> PROMPT
Skip the images and print the listing exactly.

> RAW DATA
◆ ◆ ◆
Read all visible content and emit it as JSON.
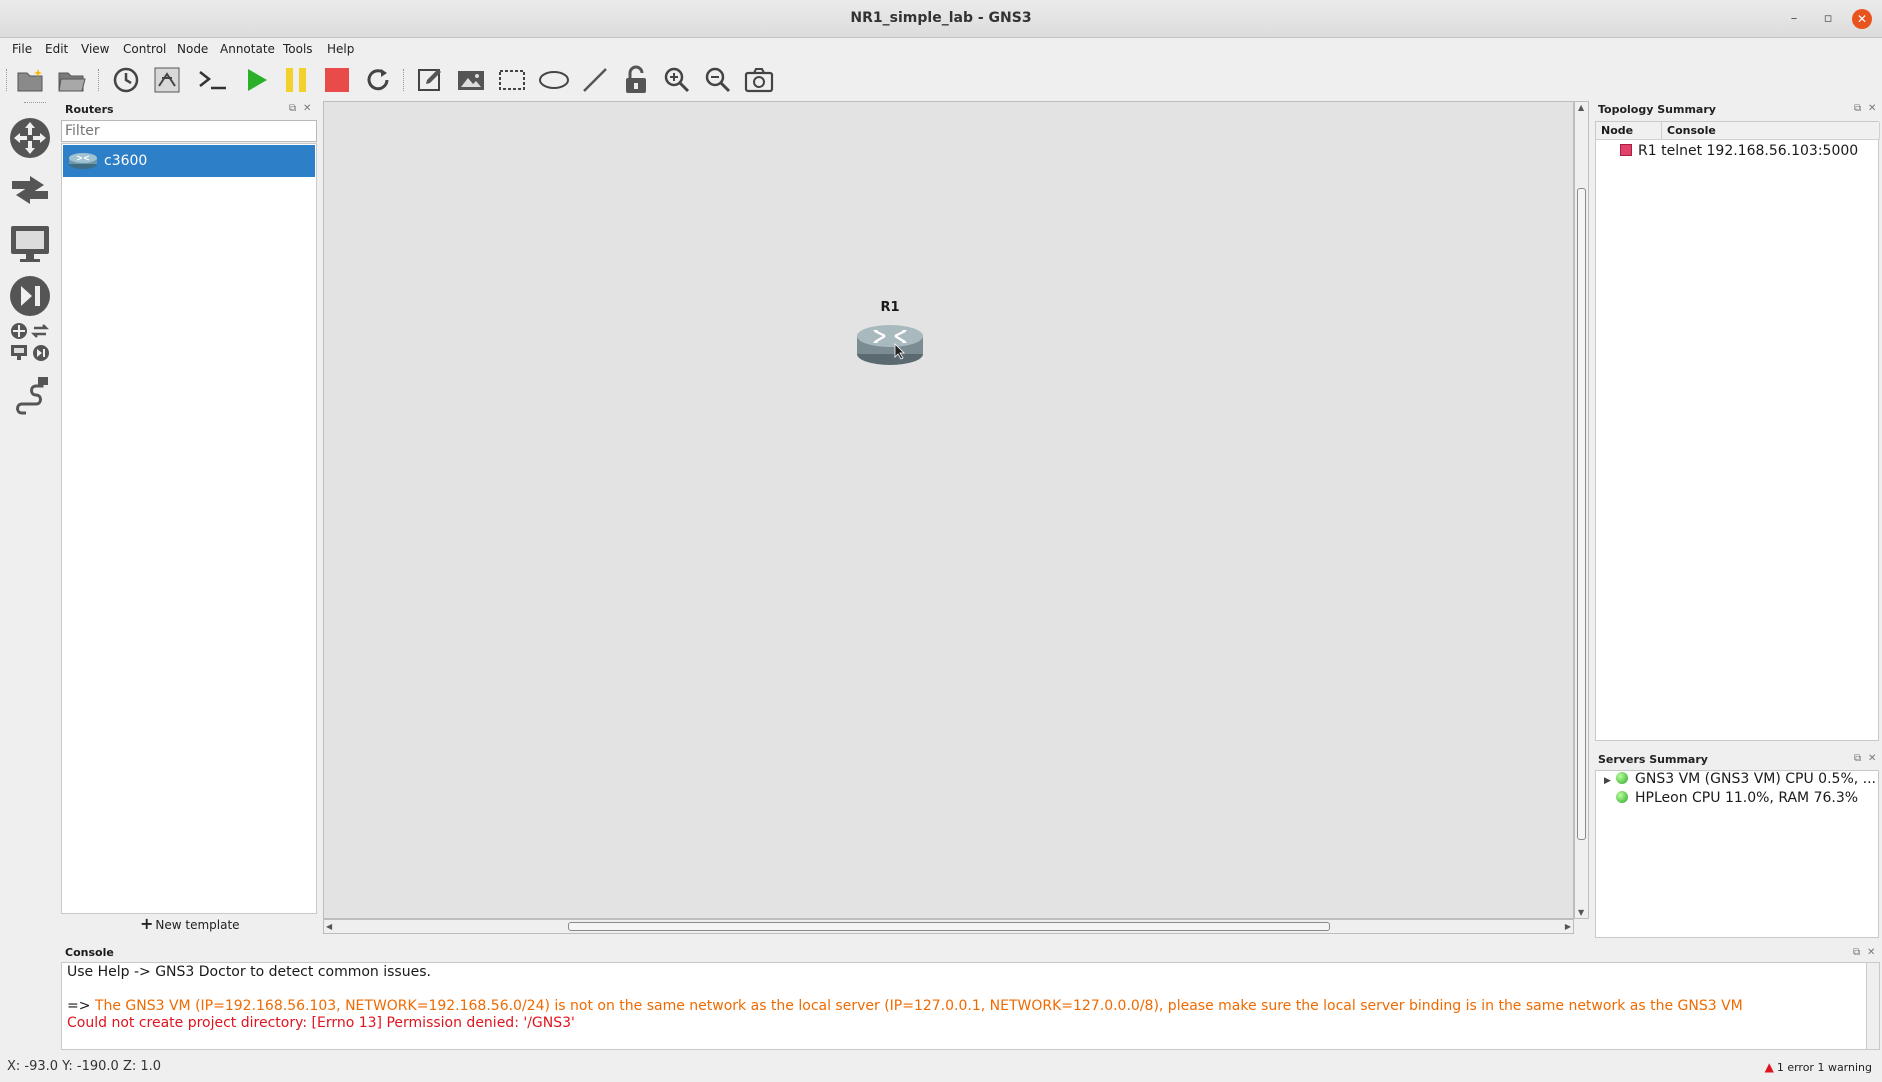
{
  "window": {
    "title": "NR1_simple_lab - GNS3"
  },
  "menu": [
    "File",
    "Edit",
    "View",
    "Control",
    "Node",
    "Annotate",
    "Tools",
    "Help"
  ],
  "toolbar_icons": [
    "new-project-icon",
    "open-project-icon",
    "snapshot-icon",
    "show-interface-labels-icon",
    "console-all-icon",
    "start-all-icon",
    "suspend-all-icon",
    "stop-all-icon",
    "reload-all-icon",
    "add-note-icon",
    "insert-picture-icon",
    "draw-rectangle-icon",
    "draw-ellipse-icon",
    "draw-line-icon",
    "lock-unlock-icon",
    "zoom-in-icon",
    "zoom-out-icon",
    "screenshot-icon"
  ],
  "routers_panel": {
    "title": "Routers",
    "filter_placeholder": "Filter",
    "items": [
      {
        "label": "c3600"
      }
    ],
    "new_template_label": "New template"
  },
  "canvas": {
    "nodes": [
      {
        "label": "R1",
        "icon": "router-icon"
      }
    ]
  },
  "topology_summary": {
    "title": "Topology Summary",
    "columns": [
      "Node",
      "Console"
    ],
    "rows": [
      {
        "node": "R1",
        "console": "telnet 192.168.56.103:5000",
        "status_color": "#e3416d"
      }
    ]
  },
  "servers_summary": {
    "title": "Servers Summary",
    "servers": [
      {
        "text": "GNS3 VM (GNS3 VM) CPU 0.5%, ...",
        "status_color": "#2da52d"
      },
      {
        "text": "HPLeon CPU 11.0%, RAM 76.3%",
        "status_color": "#2da52d"
      }
    ]
  },
  "console": {
    "title": "Console",
    "lines": [
      {
        "text": "Use Help -> GNS3 Doctor to detect common issues."
      },
      {
        "prefix": "=>",
        "text": "The GNS3 VM (IP=192.168.56.103, NETWORK=192.168.56.0/24) is not on the same network as the local server (IP=127.0.0.1, NETWORK=127.0.0.0/8), please make sure the local server binding is in the same network as the GNS3 VM"
      },
      {
        "text": "Could not create project directory: [Errno 13] Permission denied: '/GNS3'"
      }
    ],
    "colors": {
      "warning": "#f06a00",
      "error": "#e0141e"
    }
  },
  "status_bar": {
    "coords": "X: -93.0 Y: -190.0 Z: 1.0",
    "issues": "1 error 1 warning"
  },
  "colors": {
    "selection": "#2d7fc7",
    "start": "#2bb02b",
    "pause": "#f2d12a",
    "stop": "#e94b4b"
  }
}
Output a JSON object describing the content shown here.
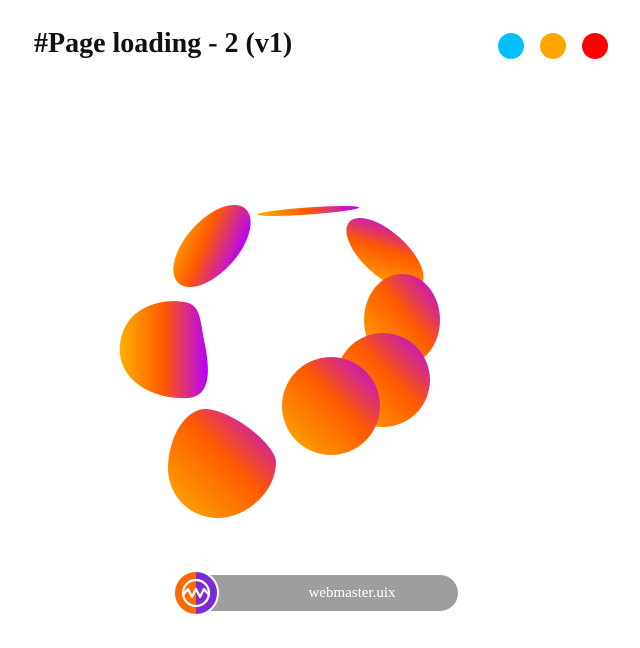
{
  "header": {
    "title": "#Page loading - 2 (v1)"
  },
  "theme_switcher": {
    "dots": [
      {
        "name": "blue",
        "color": "#00bfff"
      },
      {
        "name": "orange",
        "color": "#ffa500"
      },
      {
        "name": "red",
        "color": "#ff0000"
      }
    ]
  },
  "loader": {
    "gradient_colors": [
      "#ffb000",
      "#ff5a00",
      "#b400ff"
    ]
  },
  "brand": {
    "text": "webmaster.uix",
    "logo_initials": "wm"
  }
}
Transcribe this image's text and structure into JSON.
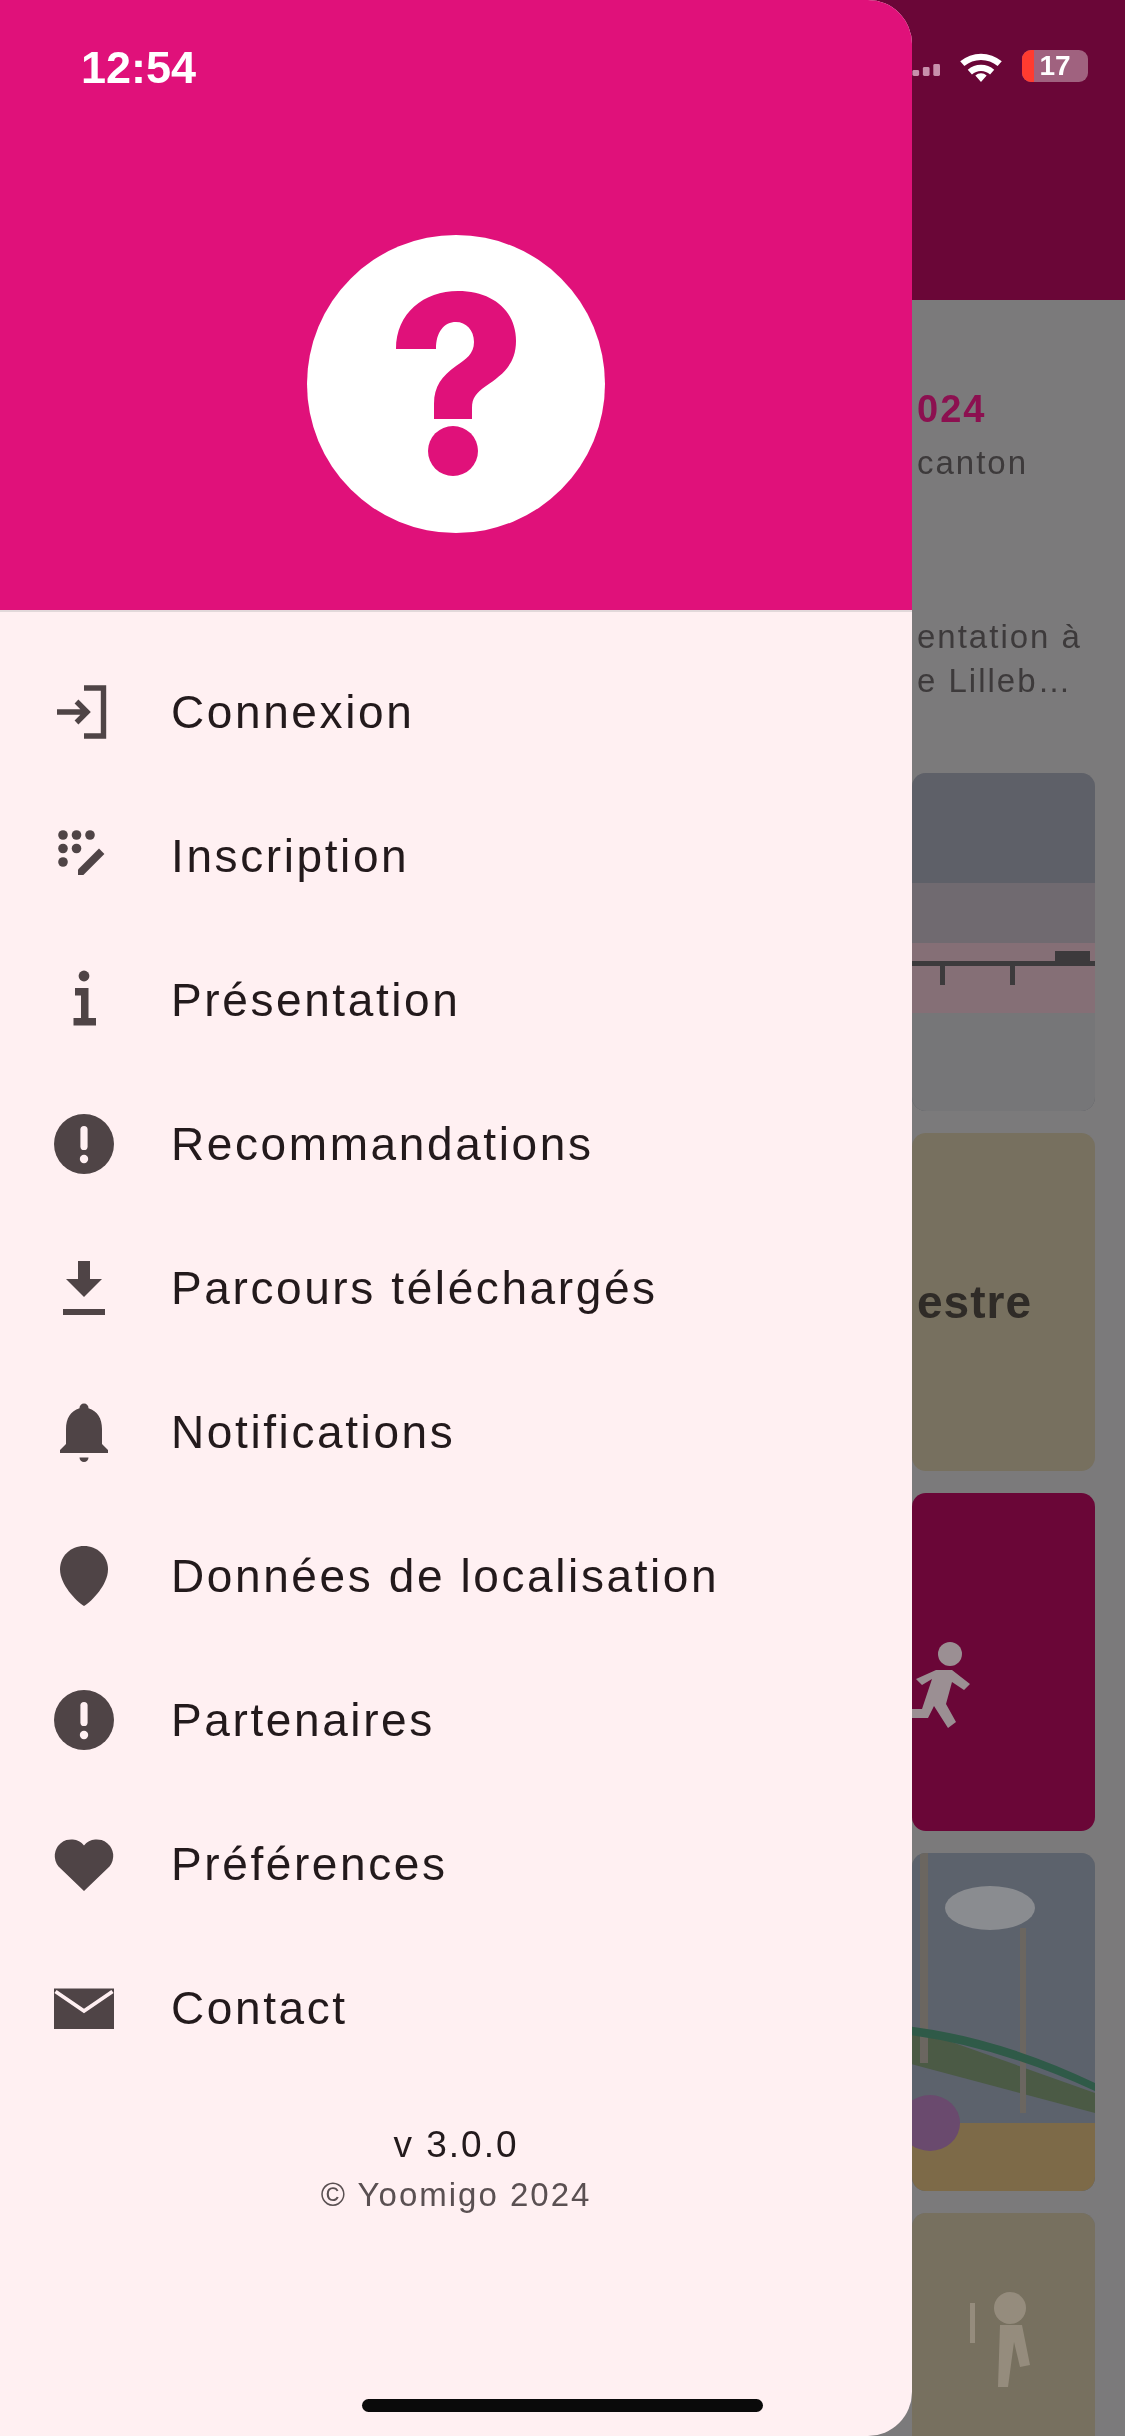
{
  "status_bar": {
    "time": "12:54",
    "battery": "17"
  },
  "drawer": {
    "menu": [
      {
        "kind": "login",
        "label": "Connexion"
      },
      {
        "kind": "signup",
        "label": "Inscription"
      },
      {
        "kind": "info",
        "label": "Présentation"
      },
      {
        "kind": "alert",
        "label": "Recommandations"
      },
      {
        "kind": "download",
        "label": "Parcours téléchargés"
      },
      {
        "kind": "bell",
        "label": "Notifications"
      },
      {
        "kind": "pin",
        "label": "Données de localisation"
      },
      {
        "kind": "alert",
        "label": "Partenaires"
      },
      {
        "kind": "heart",
        "label": "Préférences"
      },
      {
        "kind": "mail",
        "label": "Contact"
      }
    ],
    "footer": {
      "version": "v 3.0.0",
      "copyright": "© Yoomigo 2024"
    }
  },
  "background": {
    "texts": [
      {
        "kind": "date",
        "text": "024"
      },
      {
        "kind": "body",
        "text": "canton"
      },
      {
        "kind": "body",
        "text": "entation à"
      },
      {
        "kind": "body",
        "text": "e Lilleb…"
      }
    ],
    "cards": [
      {
        "kind": "picture"
      },
      {
        "kind": "title",
        "title": "estre"
      },
      {
        "kind": "activity"
      },
      {
        "kind": "picture"
      },
      {
        "kind": "picture"
      }
    ]
  }
}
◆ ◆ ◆
> TASK ANSWER
Read all visible content and emit it as JSON.
{
  "window": {
    "title": "NR1_simple_lab - GNS3"
  },
  "menu": [
    "File",
    "Edit",
    "View",
    "Control",
    "Node",
    "Annotate",
    "Tools",
    "Help"
  ],
  "toolbar_icons": [
    "new-project-icon",
    "open-project-icon",
    "snapshot-icon",
    "show-interface-labels-icon",
    "console-all-icon",
    "start-all-icon",
    "suspend-all-icon",
    "stop-all-icon",
    "reload-all-icon",
    "add-note-icon",
    "insert-picture-icon",
    "draw-rectangle-icon",
    "draw-ellipse-icon",
    "draw-line-icon",
    "lock-unlock-icon",
    "zoom-in-icon",
    "zoom-out-icon",
    "screenshot-icon"
  ],
  "routers_panel": {
    "title": "Routers",
    "filter_placeholder": "Filter",
    "items": [
      {
        "label": "c3600"
      }
    ],
    "new_template_label": "New template"
  },
  "canvas": {
    "nodes": [
      {
        "label": "R1",
        "icon": "router-icon"
      }
    ]
  },
  "topology_summary": {
    "title": "Topology Summary",
    "columns": [
      "Node",
      "Console"
    ],
    "rows": [
      {
        "node": "R1",
        "console": "telnet 192.168.56.103:5000",
        "status_color": "#e3416d"
      }
    ]
  },
  "servers_summary": {
    "title": "Servers Summary",
    "servers": [
      {
        "text": "GNS3 VM (GNS3 VM) CPU 0.5%, ...",
        "status_color": "#2da52d"
      },
      {
        "text": "HPLeon CPU 11.0%, RAM 76.3%",
        "status_color": "#2da52d"
      }
    ]
  },
  "console": {
    "title": "Console",
    "lines": [
      {
        "text": "Use Help -> GNS3 Doctor to detect common issues."
      },
      {
        "prefix": "=>",
        "text": "The GNS3 VM (IP=192.168.56.103, NETWORK=192.168.56.0/24) is not on the same network as the local server (IP=127.0.0.1, NETWORK=127.0.0.0/8), please make sure the local server binding is in the same network as the GNS3 VM"
      },
      {
        "text": "Could not create project directory: [Errno 13] Permission denied: '/GNS3'"
      }
    ],
    "colors": {
      "warning": "#f06a00",
      "error": "#e0141e"
    }
  },
  "status_bar": {
    "coords": "X: -93.0 Y: -190.0 Z: 1.0",
    "issues": "1 error 1 warning"
  },
  "colors": {
    "selection": "#2d7fc7",
    "start": "#2bb02b",
    "pause": "#f2d12a",
    "stop": "#e94b4b"
  }
}
Output a JSON object describing the content shown here.
{
  "header": {
    "title": "#Page loading - 2 (v1)"
  },
  "theme_switcher": {
    "dots": [
      {
        "name": "blue",
        "color": "#00bfff"
      },
      {
        "name": "orange",
        "color": "#ffa500"
      },
      {
        "name": "red",
        "color": "#ff0000"
      }
    ]
  },
  "loader": {
    "gradient_colors": [
      "#ffb000",
      "#ff5a00",
      "#b400ff"
    ]
  },
  "brand": {
    "text": "webmaster.uix",
    "logo_initials": "wm"
  }
}
Transcribe this image's text and structure into JSON.
{
  "status_bar": {
    "time": "12:54",
    "battery": "17"
  },
  "drawer": {
    "menu": [
      {
        "kind": "login",
        "label": "Connexion"
      },
      {
        "kind": "signup",
        "label": "Inscription"
      },
      {
        "kind": "info",
        "label": "Présentation"
      },
      {
        "kind": "alert",
        "label": "Recommandations"
      },
      {
        "kind": "download",
        "label": "Parcours téléchargés"
      },
      {
        "kind": "bell",
        "label": "Notifications"
      },
      {
        "kind": "pin",
        "label": "Données de localisation"
      },
      {
        "kind": "alert",
        "label": "Partenaires"
      },
      {
        "kind": "heart",
        "label": "Préférences"
      },
      {
        "kind": "mail",
        "label": "Contact"
      }
    ],
    "footer": {
      "version": "v 3.0.0",
      "copyright": "© Yoomigo 2024"
    }
  },
  "background": {
    "texts": [
      {
        "kind": "date",
        "text": "024"
      },
      {
        "kind": "body",
        "text": "canton"
      },
      {
        "kind": "body",
        "text": "entation à"
      },
      {
        "kind": "body",
        "text": "e Lilleb…"
      }
    ],
    "cards": [
      {
        "kind": "picture"
      },
      {
        "kind": "title",
        "title": "estre"
      },
      {
        "kind": "activity"
      },
      {
        "kind": "picture"
      },
      {
        "kind": "picture"
      }
    ]
  }
}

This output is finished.